Justice Samuel A. Alito Jr. laid out what he said were some of the views of those challenging the NCAA’s definition of amateurism, which was “a pretty stark picture” of “powerhouse football and basketball programs are really exploiting the students that they recruit. They have programs that bring in billions of dollars. … But the athletes themselves have a pretty hard life. They face training requirements that leave little time or energy for study, constant pressure to put sports above study, pressure to drop out of hard majors and hard classes, really shockingly low graduation rates.”
Waxman said that only about 25 colleges nationwide make money on their athletic programs, and that the idea that athletes have low graduation rates was not supported by the evidence in the case, including evidence that NCAA Division I athletes graduate at higher rates than non-athletes.
“Yeah, the athletes on the crew and fencing [teams], but for the powerhouse basketball and football teams, it’s different,” Alito shot back.
“There is a healthy debate going on in legislatures around the country over whether college athletes should, as a matter of principle, be paid,” Waxman said. “Our own view is, if you allow them to be paid, they will be spending even more time on their athletics and devoting even less attention to academics.”
Are concerns about destabilizing college sports overblown?
Kessler, arguing for the student athletes, said that the NCAA had often argued in the past that “economic competition among its member schools would destroy consumer demand for college sports,” only to have certain restrictions invalidated by the courts while consumer demand has continued to flourish.
“This case is more of the same,” Kessler said. “It is just the latest iteration of the repeatedly debunked claims that competition will destroy consumer demand for college sports and that the NCAA should have a judicially created antitrust exemption because of an imaginary revered tradition that they argue for.”

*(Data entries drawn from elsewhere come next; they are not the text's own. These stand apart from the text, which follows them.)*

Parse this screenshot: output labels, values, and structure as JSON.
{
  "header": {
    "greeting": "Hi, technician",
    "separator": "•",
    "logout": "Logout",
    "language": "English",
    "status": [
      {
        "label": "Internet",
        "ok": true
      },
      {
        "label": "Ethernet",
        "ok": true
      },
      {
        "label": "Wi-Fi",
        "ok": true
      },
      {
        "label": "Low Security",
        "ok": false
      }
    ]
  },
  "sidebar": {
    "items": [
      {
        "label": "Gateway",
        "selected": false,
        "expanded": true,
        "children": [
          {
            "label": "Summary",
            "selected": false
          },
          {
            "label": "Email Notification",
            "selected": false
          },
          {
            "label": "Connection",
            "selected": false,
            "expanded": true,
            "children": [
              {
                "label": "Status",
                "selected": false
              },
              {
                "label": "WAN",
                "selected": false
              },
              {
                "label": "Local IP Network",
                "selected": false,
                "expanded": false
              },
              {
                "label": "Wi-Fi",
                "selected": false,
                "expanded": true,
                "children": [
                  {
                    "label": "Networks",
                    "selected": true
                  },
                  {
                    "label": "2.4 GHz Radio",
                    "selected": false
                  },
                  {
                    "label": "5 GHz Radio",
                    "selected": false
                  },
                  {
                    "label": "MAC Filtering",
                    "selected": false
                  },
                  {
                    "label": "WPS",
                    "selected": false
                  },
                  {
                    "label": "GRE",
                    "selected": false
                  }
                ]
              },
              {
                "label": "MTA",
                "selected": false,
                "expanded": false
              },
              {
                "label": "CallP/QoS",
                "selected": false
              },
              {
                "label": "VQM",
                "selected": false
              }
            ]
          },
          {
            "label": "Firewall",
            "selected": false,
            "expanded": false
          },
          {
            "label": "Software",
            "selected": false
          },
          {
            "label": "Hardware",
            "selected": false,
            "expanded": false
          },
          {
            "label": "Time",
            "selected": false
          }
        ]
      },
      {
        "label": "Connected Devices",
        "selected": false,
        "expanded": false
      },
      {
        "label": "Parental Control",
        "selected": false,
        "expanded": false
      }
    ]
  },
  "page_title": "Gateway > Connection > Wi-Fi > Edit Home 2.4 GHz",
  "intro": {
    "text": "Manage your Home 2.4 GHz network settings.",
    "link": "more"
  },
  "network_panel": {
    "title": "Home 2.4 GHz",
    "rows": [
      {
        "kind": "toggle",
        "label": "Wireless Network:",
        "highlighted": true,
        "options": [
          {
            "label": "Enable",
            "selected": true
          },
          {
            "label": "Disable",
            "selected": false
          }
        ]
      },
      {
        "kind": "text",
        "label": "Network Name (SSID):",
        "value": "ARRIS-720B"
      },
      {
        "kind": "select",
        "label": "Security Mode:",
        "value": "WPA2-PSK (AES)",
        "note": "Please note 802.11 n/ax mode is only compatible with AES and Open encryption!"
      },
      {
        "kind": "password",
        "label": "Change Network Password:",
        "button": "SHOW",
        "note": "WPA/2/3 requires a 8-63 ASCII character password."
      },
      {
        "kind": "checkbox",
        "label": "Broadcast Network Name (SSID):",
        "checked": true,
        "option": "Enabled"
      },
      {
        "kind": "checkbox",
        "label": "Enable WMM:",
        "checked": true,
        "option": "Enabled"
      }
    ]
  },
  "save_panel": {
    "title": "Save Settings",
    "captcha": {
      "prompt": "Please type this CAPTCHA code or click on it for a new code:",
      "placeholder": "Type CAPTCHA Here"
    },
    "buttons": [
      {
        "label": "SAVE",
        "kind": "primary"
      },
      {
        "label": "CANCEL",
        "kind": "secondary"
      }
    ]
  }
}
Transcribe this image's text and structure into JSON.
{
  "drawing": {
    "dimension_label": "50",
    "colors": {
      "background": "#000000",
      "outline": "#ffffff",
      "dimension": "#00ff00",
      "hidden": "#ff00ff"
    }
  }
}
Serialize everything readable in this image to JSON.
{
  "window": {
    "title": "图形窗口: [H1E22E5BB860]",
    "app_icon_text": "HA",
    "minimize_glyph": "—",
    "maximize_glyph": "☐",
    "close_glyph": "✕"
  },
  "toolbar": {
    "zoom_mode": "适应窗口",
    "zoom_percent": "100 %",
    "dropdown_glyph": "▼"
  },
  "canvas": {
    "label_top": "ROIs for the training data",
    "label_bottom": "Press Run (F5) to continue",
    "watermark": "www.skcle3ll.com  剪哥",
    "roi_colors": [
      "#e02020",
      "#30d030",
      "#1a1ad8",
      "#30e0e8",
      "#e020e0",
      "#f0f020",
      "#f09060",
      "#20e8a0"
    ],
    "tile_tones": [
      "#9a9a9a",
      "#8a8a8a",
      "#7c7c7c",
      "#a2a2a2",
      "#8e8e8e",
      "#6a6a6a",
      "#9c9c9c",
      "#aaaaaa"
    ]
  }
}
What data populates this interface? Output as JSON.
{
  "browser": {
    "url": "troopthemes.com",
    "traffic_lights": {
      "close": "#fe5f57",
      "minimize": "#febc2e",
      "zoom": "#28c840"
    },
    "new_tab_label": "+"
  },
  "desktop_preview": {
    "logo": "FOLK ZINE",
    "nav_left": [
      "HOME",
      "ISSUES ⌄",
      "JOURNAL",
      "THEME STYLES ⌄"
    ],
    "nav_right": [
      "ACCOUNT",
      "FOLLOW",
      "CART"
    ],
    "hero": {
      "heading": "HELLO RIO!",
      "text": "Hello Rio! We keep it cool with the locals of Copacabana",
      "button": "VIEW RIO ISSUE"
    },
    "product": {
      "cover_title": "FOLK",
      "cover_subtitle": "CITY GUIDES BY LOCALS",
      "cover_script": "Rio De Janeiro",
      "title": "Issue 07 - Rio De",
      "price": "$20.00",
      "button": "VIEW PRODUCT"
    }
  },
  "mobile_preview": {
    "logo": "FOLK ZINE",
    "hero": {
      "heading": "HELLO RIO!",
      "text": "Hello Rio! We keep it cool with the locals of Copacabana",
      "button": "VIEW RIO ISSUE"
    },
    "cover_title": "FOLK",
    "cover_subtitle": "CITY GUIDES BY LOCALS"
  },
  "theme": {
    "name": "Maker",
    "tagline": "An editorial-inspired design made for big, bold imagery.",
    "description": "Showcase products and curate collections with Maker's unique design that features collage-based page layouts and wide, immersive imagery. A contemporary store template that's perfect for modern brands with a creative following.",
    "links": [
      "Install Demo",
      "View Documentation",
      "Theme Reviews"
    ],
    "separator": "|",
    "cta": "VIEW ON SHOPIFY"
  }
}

Chief Justice John G. Roberts Jr. appeared most sympathetic to the NCAA’s case. He suggested to Kessler that he worried about courts making incremental changes to the NCAA’s rules.
“It’s like a game of Jenga,” Roberts said. “You’ve got this nice solid block [of rules] that protects the sort of product the schools want to provide, and you pull out one log and then another and everything’s fine, then another and another and all of a sudden the whole thing comes crashing down.”
President Joe Biden’s administration argued in support of the student-athletes, with Acting U.S. Solicitor General Elizabeth B. Prelogar answering the chief justice’s concern by saying applying the appropriate antitrust standards “is not going to lead the courts rushing into trying to dismantle the NCAA’s framework rule by rule.”
The argument had a light moment when Waxman mistakenly began an answer from Justice Clarence Thomas by saying, “Well, Mr. Chief Justice …” Thomas interrupted him to say, “Thank you for the promotion by the way.”
Waxman said, “I’m sorry, but I’m sure you would be terrific at that, Justice Thomas.”
Roberts then interjected to say, “There’s no opening, Mr. Waxman.”
Waxman then did his best to get back on track by saying, “There’s nothing more I can say that will not get me into trouble, so let me answer Justice Thomas’s question.”
A decision in the case is expected by late June.